▸ **DIRECTIONS FOR THIS TASK**:
Where in the records does the word "icon" appear? Copy each line that holds it.

▸ **DATA**:
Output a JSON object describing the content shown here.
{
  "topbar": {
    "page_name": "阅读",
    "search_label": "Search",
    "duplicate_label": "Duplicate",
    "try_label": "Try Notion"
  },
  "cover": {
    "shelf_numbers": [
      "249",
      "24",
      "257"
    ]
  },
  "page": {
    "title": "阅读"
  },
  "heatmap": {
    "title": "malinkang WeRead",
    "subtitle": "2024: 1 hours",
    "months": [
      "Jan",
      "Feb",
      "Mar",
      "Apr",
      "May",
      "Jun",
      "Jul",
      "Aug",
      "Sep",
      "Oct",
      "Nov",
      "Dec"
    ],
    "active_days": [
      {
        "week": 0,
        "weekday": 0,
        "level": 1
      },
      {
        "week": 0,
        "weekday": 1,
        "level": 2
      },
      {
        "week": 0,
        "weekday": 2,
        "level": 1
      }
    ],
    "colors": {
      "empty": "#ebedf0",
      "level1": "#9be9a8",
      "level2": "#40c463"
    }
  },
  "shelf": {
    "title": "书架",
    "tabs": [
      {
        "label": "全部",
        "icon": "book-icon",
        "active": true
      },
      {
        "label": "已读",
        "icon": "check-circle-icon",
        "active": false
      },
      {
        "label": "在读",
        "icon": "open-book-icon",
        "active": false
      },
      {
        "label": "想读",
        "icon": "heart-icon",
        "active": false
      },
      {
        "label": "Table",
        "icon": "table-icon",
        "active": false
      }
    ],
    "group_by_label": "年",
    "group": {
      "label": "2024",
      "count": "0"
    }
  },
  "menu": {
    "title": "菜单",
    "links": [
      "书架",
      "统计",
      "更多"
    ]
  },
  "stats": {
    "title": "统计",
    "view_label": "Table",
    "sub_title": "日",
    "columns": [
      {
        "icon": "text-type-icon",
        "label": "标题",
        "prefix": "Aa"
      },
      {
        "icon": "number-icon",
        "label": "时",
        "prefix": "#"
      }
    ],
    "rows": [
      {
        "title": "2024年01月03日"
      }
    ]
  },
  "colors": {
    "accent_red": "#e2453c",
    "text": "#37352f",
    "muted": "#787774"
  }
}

▸ **COMPLETED EXERCISE**:
        "icon": "book-icon",
        "icon": "check-circle-icon",
        "icon": "open-book-icon",
        "icon": "heart-icon",
        "icon": "table-icon",
        "icon": "text-type-icon",
        "icon": "number-icon",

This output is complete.